I'm pretty sure that keyless entry pads for other models of Craftsman opener will work with yours. The reason I say this is because the pushbuttons are nothing more than a doorbell switch - when you push it, the contact is "made". Therefore, the keyless pad should be nothing more than another way to close a switch, which then tells the opener to open.

[This message has been edited by rpxlpx (edited February 16, 2001).]


12:29PM | 02/16/01
Member Since: 02/15/01
2 lifetime posts
Well, Sears' email tech support guys actually came through. Here's their reply:

"Thank you for contacting Sears Customer Direct.

Here is a general procedure for reprogramming your keyless entry:
If you have a premium console:
1. With the door closed press the four digit password desired and hold
2. Press and hold the light button on the door control (lower left corner).
3. Press and hold the door control button (main button).
4. After the opener light flashes, release all buttons.

If you have an SRT learn button on your opener:
1. Enter the desired four digit password and hold ENTER.
2. Press and release the SRT button on the door opener panel.
3. After the light flashes release the enter button.

If neither of these procedures work for you, please visit our manufacturer's
web site at { HYPERLINK

I didn't know about the website, either. Thanks for the info. So, it seems the Chamberlain Group is who makes the Craftsman line of garage door openers. Their site actually has a procedure to use to reset the keypad in the event that the one above does not do the trick. I'll go home tonight and give 'em a try and let you all know how it goes.




Post a reply as Anonymous

Photo must be in JPG, GIF or PNG format and less than 5MB.


type the code from the image


Post_new_button or Login_button

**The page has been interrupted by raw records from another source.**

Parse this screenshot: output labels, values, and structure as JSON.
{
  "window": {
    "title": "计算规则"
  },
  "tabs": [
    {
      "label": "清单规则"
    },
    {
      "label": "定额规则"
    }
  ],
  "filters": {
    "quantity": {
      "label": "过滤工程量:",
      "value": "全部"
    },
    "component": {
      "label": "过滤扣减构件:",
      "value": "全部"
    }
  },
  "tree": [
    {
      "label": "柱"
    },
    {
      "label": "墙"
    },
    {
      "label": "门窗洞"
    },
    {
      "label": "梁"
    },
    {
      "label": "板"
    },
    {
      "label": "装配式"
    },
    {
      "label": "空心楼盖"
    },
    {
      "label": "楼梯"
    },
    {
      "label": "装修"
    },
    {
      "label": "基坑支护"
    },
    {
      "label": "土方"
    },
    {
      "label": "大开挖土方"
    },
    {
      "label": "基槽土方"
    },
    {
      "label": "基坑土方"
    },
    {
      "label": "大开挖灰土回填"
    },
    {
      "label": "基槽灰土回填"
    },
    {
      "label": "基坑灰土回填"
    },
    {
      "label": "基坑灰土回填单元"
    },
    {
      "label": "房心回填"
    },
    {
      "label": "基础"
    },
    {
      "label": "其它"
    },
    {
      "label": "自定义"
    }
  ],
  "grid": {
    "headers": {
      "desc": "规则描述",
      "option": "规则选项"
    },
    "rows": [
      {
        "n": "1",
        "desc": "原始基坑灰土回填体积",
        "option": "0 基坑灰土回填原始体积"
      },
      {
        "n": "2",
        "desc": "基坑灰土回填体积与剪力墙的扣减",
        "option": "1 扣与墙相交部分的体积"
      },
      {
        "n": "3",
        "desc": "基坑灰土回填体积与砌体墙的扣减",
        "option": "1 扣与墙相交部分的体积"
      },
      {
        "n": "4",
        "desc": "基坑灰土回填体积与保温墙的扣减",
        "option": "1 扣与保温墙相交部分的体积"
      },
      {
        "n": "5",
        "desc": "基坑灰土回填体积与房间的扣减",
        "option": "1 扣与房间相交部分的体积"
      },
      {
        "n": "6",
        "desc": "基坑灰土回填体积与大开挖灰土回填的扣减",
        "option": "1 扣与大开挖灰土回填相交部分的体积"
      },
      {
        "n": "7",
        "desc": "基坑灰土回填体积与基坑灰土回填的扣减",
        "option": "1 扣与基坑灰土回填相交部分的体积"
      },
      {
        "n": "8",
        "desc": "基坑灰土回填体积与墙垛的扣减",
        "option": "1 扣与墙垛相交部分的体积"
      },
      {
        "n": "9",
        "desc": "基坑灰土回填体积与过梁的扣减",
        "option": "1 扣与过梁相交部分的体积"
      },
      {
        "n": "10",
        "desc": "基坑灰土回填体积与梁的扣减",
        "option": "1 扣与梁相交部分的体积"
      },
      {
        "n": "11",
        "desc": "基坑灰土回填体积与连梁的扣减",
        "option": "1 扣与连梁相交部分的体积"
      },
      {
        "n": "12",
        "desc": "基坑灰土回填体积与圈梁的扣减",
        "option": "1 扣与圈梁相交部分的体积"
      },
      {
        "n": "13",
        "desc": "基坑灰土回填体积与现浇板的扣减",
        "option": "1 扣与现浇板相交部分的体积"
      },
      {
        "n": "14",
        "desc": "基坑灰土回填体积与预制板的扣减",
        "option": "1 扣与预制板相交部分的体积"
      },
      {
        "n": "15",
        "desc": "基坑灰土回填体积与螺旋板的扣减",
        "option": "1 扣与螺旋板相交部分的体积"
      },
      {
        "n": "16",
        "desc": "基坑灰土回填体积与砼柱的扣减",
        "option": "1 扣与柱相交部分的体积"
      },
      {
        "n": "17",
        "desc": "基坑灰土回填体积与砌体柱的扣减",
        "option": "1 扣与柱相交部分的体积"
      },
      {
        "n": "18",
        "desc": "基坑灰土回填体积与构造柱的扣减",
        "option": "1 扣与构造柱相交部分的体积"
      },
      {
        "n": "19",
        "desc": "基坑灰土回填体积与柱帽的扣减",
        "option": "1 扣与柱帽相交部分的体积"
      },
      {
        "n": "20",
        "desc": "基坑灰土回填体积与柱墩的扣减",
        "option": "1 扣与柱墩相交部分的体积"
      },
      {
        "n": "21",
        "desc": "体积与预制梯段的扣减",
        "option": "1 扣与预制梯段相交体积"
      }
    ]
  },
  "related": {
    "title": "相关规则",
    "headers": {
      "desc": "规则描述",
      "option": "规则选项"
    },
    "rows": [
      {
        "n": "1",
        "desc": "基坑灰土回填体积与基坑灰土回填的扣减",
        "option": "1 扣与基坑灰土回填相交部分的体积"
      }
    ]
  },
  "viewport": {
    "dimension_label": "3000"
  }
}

With technology similar to that used by keyless ignition cars, the Kevo communicates with your iPhone via Bluetooth or a k... Filling an underutilized area beneath the stairs is a smart way to save space. Doing so with a stash of wood, however, is ... For some decorative recycling, consider burying old bottles upside down to create edging for your garden beds and walkways... Chocolate-colored walls and large window frames allow the exposed wood beams to take center stage in this small screened p... If you're not crazy about the idea of commingling plants and pool, this modern variation may be more to your liking. The s... Yes, a freestanding garage can become its own tiny house. Artist Michelle de la Vega has all the comforts of a modern resi... There’s nothing like a new set of cabinet hardware to refresh a room. The possibilities are endless: Go modern, rustic, or... Filling an underutilized area beneath the stairs is a smart way to save space. Doing so with a stash of wood, however, is ... Like no other floor type, a checkerboard design works wonders to underscore the retro kitchen theme. Vinyl flooring, ceram... Twine lanterns add pops of crafty—but sophisticated—flair to any outdoor setting. Wrap glue-soaked twine around a balloon ... When securely fastened to a tree or the ceiling of a porch, a pallet and some cushioning make the ideal place to lounge. V... Incorporate nature into your lighting scheme by securing a dead tree in a concrete mold and draping your pendant lamp from... For the cost of a can of exterior paint , you can totally transform your porch. Paint the floor a hue that complements yo... In this urban apartment, a standard-issue patio became a serene and green perch by replacing the typical concrete with gro... If you put the washing machine in the mudroom, you can stop the kids from walking through the house in dirty, grass-staine...
Newsletter_icon Google_plus Facebook Twitter Pinterest Youtube Rss_icon